■ Task ■
With the pictures left out, write out the records verbatim.
(Data for the task Opens)
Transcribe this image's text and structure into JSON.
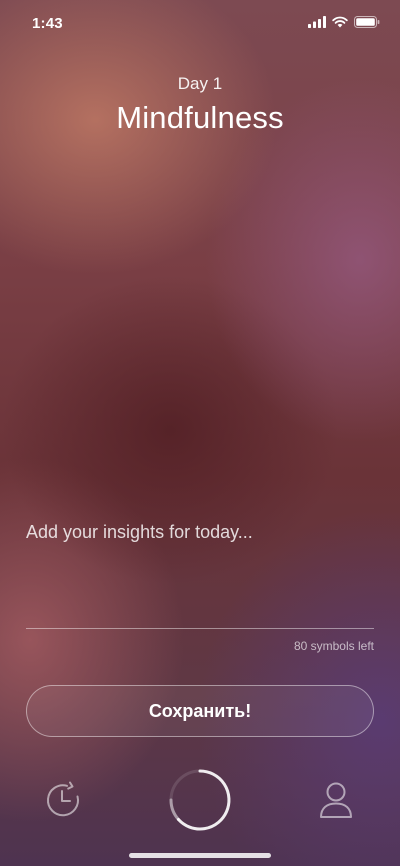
{
  "status_bar": {
    "time": "1:43"
  },
  "header": {
    "day_label": "Day 1",
    "title": "Mindfulness"
  },
  "insight": {
    "placeholder": "Add your insights for today...",
    "value": "",
    "counter_text": "80 symbols left"
  },
  "save_button": {
    "label": "Сохранить!"
  },
  "tab_bar": {
    "items": [
      {
        "name": "history",
        "icon": "history-clock-icon"
      },
      {
        "name": "timer",
        "icon": "progress-ring-icon"
      },
      {
        "name": "profile",
        "icon": "user-icon"
      }
    ]
  },
  "colors": {
    "text": "#ffffff",
    "accent_ring": "#ffffff"
  }
}
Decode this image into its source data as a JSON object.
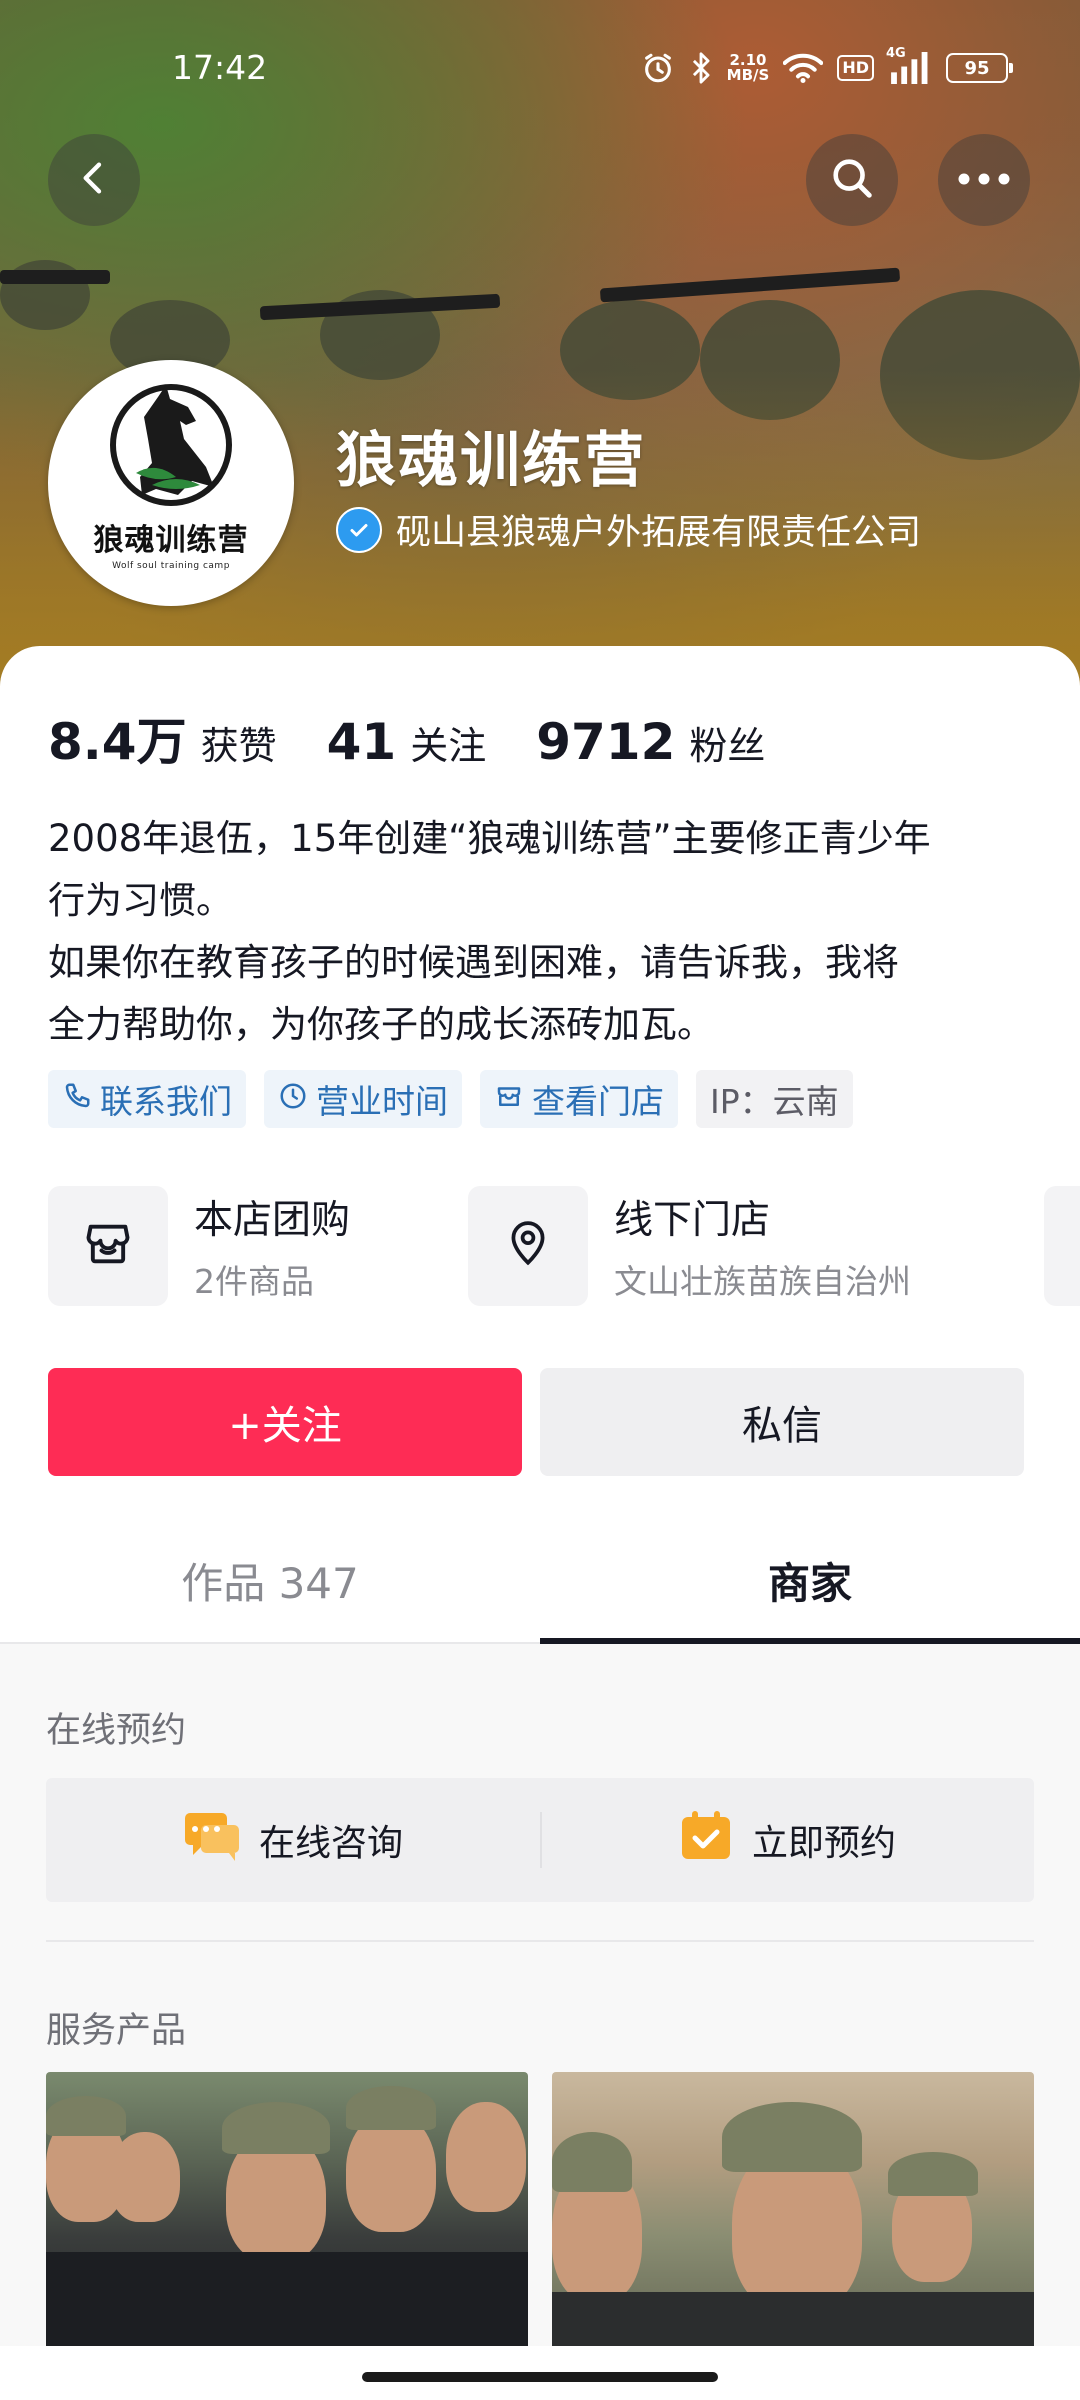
{
  "status_bar": {
    "time": "17:42",
    "net_speed_value": "2.10",
    "net_speed_unit": "MB/S",
    "hd_label": "HD",
    "network_label": "4G",
    "battery": "95"
  },
  "nav": {
    "back_icon": "chevron-left-icon",
    "search_icon": "search-icon",
    "more_icon": "more-horizontal-icon"
  },
  "profile": {
    "name": "狼魂训练营",
    "verified_company": "砚山县狼魂户外拓展有限责任公司",
    "avatar_text": "狼魂训练营",
    "avatar_subtext": "Wolf soul training camp"
  },
  "stats": [
    {
      "value": "8.4万",
      "label": "获赞"
    },
    {
      "value": "41",
      "label": "关注"
    },
    {
      "value": "9712",
      "label": "粉丝"
    }
  ],
  "bio": [
    "2008年退伍，15年创建“狼魂训练营”主要修正青少年",
    "行为习惯。",
    "如果你在教育孩子的时候遇到困难，请告诉我，我将",
    "全力帮助你，为你孩子的成长添砖加瓦。"
  ],
  "chips": [
    {
      "label": "联系我们",
      "icon": "phone-icon"
    },
    {
      "label": "营业时间",
      "icon": "clock-icon"
    },
    {
      "label": "查看门店",
      "icon": "store-icon"
    },
    {
      "label": "IP：云南",
      "icon": ""
    }
  ],
  "stores": [
    {
      "title": "本店团购",
      "subtitle": "2件商品",
      "icon": "shop-bag-icon"
    },
    {
      "title": "线下门店",
      "subtitle": "文山壮族苗族自治州",
      "icon": "location-pin-icon"
    }
  ],
  "actions": {
    "follow": "+关注",
    "message": "私信"
  },
  "tabs": [
    {
      "label": "作品 347",
      "active": false
    },
    {
      "label": "商家",
      "active": true
    }
  ],
  "booking": {
    "section_title": "在线预约",
    "consult": "在线咨询",
    "reserve": "立即预约"
  },
  "services": {
    "section_title": "服务产品"
  },
  "colors": {
    "accent": "#fe2c55",
    "verify": "#2d9bf0",
    "chip_text": "#2a6fb5",
    "booking_icon": "#f7a928"
  }
}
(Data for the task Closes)
■ Written response ■
Transcribe this image's text and structure into JSON.
{
  "status_bar": {
    "time": "1:43"
  },
  "header": {
    "day_label": "Day 1",
    "title": "Mindfulness"
  },
  "insight": {
    "placeholder": "Add your insights for today...",
    "value": "",
    "counter_text": "80 symbols left"
  },
  "save_button": {
    "label": "Сохранить!"
  },
  "tab_bar": {
    "items": [
      {
        "name": "history",
        "icon": "history-clock-icon"
      },
      {
        "name": "timer",
        "icon": "progress-ring-icon"
      },
      {
        "name": "profile",
        "icon": "user-icon"
      }
    ]
  },
  "colors": {
    "text": "#ffffff",
    "accent_ring": "#ffffff"
  }
}
Decode this image into its source data as a JSON object.
{
  "status_bar": {
    "time": "17:42",
    "net_speed_value": "2.10",
    "net_speed_unit": "MB/S",
    "hd_label": "HD",
    "network_label": "4G",
    "battery": "95"
  },
  "nav": {
    "back_icon": "chevron-left-icon",
    "search_icon": "search-icon",
    "more_icon": "more-horizontal-icon"
  },
  "profile": {
    "name": "狼魂训练营",
    "verified_company": "砚山县狼魂户外拓展有限责任公司",
    "avatar_text": "狼魂训练营",
    "avatar_subtext": "Wolf soul training camp"
  },
  "stats": [
    {
      "value": "8.4万",
      "label": "获赞"
    },
    {
      "value": "41",
      "label": "关注"
    },
    {
      "value": "9712",
      "label": "粉丝"
    }
  ],
  "bio": [
    "2008年退伍，15年创建“狼魂训练营”主要修正青少年",
    "行为习惯。",
    "如果你在教育孩子的时候遇到困难，请告诉我，我将",
    "全力帮助你，为你孩子的成长添砖加瓦。"
  ],
  "chips": [
    {
      "label": "联系我们",
      "icon": "phone-icon"
    },
    {
      "label": "营业时间",
      "icon": "clock-icon"
    },
    {
      "label": "查看门店",
      "icon": "store-icon"
    },
    {
      "label": "IP：云南",
      "icon": ""
    }
  ],
  "stores": [
    {
      "title": "本店团购",
      "subtitle": "2件商品",
      "icon": "shop-bag-icon"
    },
    {
      "title": "线下门店",
      "subtitle": "文山壮族苗族自治州",
      "icon": "location-pin-icon"
    }
  ],
  "actions": {
    "follow": "+关注",
    "message": "私信"
  },
  "tabs": [
    {
      "label": "作品 347",
      "active": false
    },
    {
      "label": "商家",
      "active": true
    }
  ],
  "booking": {
    "section_title": "在线预约",
    "consult": "在线咨询",
    "reserve": "立即预约"
  },
  "services": {
    "section_title": "服务产品"
  },
  "colors": {
    "accent": "#fe2c55",
    "verify": "#2d9bf0",
    "chip_text": "#2a6fb5",
    "booking_icon": "#f7a928"
  }
}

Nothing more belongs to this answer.